But I think what doesn’t get talked about so much is the incrementalism of pro-choicers as well. The conversation among pro-choicers is often cast in the veneer of protecting Roe v. Wade, but that’s not all it is about these days. It is about pushing for more and more on the side of being able to kill your offspring in fetus form. Nowhere was this more evident in the recent decision by the Democratic Party to include in its platform, an effort to repeal the Hyde Amendment, which prohibits federal funding of abortions.

I feel like this incrementalism is apparent even more so on the state level. In some states, we see forces like planned parenthood decrying “anti-choice” for requiring clinic regulations that would ultimately likely result in the closure of those non-complying clinics. A common refrain from pro-choicers is that it’s not like the government pays for abortions, so the pro-life movement should just back down and let people do what they want.

But that is not what is being said in my state of residence. Oregon, one of the few states to allow abortion up to the moment of birth, also has the distinction that state funds most certainly can be used to pay for these abortions. For whatever reason.
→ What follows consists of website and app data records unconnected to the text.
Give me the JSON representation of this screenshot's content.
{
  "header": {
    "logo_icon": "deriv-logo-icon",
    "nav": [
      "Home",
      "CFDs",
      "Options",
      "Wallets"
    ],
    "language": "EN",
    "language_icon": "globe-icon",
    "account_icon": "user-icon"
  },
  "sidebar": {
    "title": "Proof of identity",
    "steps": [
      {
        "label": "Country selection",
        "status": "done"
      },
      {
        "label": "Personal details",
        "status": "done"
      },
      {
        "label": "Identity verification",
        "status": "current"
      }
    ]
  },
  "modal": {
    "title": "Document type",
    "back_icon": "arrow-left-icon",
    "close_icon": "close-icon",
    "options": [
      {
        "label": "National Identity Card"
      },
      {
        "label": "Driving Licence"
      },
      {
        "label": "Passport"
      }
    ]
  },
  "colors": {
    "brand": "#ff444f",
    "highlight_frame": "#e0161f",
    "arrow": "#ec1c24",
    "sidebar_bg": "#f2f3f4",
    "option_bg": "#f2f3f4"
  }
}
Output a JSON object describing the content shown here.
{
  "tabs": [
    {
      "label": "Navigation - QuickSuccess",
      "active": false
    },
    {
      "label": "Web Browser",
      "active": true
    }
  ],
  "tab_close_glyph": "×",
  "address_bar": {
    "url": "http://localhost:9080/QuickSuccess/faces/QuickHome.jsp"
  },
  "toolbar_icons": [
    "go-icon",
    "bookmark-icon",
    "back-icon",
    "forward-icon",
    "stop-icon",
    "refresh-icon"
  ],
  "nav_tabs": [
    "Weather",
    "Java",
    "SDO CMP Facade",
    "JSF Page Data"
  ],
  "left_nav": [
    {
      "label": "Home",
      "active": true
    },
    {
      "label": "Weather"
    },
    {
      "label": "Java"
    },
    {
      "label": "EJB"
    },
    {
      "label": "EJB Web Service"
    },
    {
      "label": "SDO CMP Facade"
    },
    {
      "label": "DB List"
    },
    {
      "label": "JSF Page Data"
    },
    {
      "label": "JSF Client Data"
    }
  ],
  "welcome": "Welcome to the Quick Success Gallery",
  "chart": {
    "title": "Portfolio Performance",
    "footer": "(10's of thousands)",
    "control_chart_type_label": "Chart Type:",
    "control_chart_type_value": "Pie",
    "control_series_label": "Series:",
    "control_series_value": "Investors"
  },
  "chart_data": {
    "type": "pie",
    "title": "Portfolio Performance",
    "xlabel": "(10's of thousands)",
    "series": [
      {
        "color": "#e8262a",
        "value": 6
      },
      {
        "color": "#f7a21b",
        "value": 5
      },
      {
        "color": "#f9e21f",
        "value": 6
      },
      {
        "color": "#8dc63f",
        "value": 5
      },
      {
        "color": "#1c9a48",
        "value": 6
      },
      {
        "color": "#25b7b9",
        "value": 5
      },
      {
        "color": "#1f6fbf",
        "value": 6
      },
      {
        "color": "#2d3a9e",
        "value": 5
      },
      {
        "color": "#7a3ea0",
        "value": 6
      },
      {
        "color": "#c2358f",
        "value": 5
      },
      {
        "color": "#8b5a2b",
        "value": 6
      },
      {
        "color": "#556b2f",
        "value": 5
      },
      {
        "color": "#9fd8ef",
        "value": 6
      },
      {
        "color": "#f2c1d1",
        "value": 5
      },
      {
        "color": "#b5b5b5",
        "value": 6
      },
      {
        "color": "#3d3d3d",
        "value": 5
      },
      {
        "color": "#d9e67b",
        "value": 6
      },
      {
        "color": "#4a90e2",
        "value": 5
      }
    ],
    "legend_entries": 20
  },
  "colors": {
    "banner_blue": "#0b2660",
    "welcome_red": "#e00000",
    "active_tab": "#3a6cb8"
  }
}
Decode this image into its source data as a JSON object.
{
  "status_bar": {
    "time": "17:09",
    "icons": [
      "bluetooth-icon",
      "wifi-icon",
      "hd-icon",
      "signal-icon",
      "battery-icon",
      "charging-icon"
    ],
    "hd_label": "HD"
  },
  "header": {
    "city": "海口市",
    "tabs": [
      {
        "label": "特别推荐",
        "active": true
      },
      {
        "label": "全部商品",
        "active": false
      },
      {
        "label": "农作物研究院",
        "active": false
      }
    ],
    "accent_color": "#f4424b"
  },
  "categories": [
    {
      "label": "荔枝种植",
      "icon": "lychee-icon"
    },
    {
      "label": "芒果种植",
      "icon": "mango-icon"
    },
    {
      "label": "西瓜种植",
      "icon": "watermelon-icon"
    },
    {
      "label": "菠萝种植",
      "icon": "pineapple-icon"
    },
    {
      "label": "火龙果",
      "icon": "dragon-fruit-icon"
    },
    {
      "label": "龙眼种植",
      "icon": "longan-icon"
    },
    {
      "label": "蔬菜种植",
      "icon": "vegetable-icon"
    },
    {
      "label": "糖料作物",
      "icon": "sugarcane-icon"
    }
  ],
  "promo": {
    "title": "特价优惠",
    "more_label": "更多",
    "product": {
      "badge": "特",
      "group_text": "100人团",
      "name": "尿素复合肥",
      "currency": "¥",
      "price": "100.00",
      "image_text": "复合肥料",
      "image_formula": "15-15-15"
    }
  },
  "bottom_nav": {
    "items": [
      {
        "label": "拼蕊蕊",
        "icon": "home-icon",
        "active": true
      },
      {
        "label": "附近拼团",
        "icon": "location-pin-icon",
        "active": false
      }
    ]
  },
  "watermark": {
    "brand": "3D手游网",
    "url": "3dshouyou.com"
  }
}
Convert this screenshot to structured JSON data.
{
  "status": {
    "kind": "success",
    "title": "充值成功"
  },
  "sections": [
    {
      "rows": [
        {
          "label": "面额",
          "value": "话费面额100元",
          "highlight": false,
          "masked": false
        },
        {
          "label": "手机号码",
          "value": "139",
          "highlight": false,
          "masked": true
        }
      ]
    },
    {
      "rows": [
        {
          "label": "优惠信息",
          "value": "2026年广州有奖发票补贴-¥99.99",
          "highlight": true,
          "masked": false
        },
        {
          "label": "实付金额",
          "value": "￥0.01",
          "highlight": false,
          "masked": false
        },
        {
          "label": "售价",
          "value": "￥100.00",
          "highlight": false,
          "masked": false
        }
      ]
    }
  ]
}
Enter Measure 106. This measure would put an end to all state funding of elective abortions. (Medical allowances would remain.) It’s been tried before and failed. Twice.

In this extreme pro-abortion rights state, this is what counts as where the battle line is drawn. Not requirements of hospital access. Not term limits. Not parental consent. There are none of those laws here. The battle line is drawn about whether or not a person should be compelled to pay for the killing of someone else’s unborn child.

Dear pro-choicers, of whom, I feel so many do mean well,

Not forcing your opposition to pay for the thing they are so strongly against, I feel like, is the tiniest, most basic of bones you could toss them. It is the very least you could do to try to get over this huge rift in our country and get to something to quell the useless moralistic outrage on both sides. The people against Measure 106 are my friends and neighbors of course, so it kills me when I can chat with them about how we don’t want to fund the next blood-for-oil war, and that it is unjust that we should do so, only to then have them later justify their opposition of 106 with a shrug and an “everyone has to pay for things they don’t believe in”. It so completely demonstrates to me how pro-choice activism ratchets up to pro-abortion through incrementalism.

So to me, I have come to a new frame of mind as a result of this local conversation. While I to believe it to be unjust, I personally have less political will to fight policy about RU-486, or super early term abortions. But I know we in the pro-life movement must treat those causes with as much seriousness as elective third trimester abortions. Because once the pro-choice side wins on that, they won’t clap their hands and go home. Next up, they will be demanding abortion up to birth in every state, then that every tax payer pay on demand for anyone to kill their child for any reason.

[Today's guest post by KB is par of our paid blogging program.]